Most heroes are retained or attached to a particular government or Combine. The Free City of Ion retains the Maul of Comets to defend their city from whatever demonic monsters come its way. Jessica the Windguilder, on the other hand, is attached to the OVDA, the Outer Valley Development Authority, a Combine organized to re-populate and develop a region decimated by the Dark Kingdoms. They are well funded and have a predictable mission. Retained heroes are very different than freelance, or less politely, mercenary heroes, who move from one patronizing entity to another.
Eccentric heroes are those who do not fit cleanly onto the retained – mercenary spectrum. Lord Rail funds his personal vendetta against the Dark through the spoils of war. Brother Break, on the other hand, primarily makes draws his wealth from his exclusive sponsorship deals and his regular video specials. There are even a few, like Faithful William, who scrape together enough resources through amassing Hegemonic development grants.
Magistrates are heroes associated with a particular nation’s government, a situation that creates certain inevitable tensions. On the one side, there are faceless, expert technocrats keeping society running. On the other, there are the heroes, walking spectacles that defy formalization by their very nature. And in between, there is the public. The public may want many things, but more often than not, it rejects the idea that there is an irreducible tension between heroism and technocracy. This dynamic exists throughout the Sunrise. Meanwhile, the Technocrats constantly attempt to minimize the role heroes play within ‘real’ government matters, and the heroes in turn are constantly fighting for either more freedom in their actions, more influence over the government, or both.
Different nations have attempted to balance this tension with various political institutions. One nation may have a select group of magistrates with life-long terms selected by its parliament. In another, they are the cream of the military, given a chance to become more than human in the name of the nation. One nation is even ruled by an aristocracy of genetically enhanced humans who form various political parties which are then elected by the voting normal population.
Magistrates generally have a “built in audience” in their homeland. Simply by representing the nation, they are worthy of adoration.
Champions are, if anything, even more diverse than the Magistrates. All champions are defined in part by two questions: what is the thread of their Combine, and how much autonomy they have from the Combine.
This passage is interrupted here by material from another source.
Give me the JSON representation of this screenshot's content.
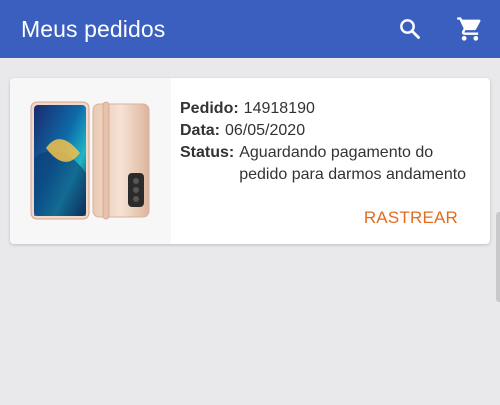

Some Champions are nothing but agents of the Combine, others are part-time agents, and part-time supporters of the public good (often in the name of good public relations). The popularity of a Champion varies widely depending on what its Combine’s interests are.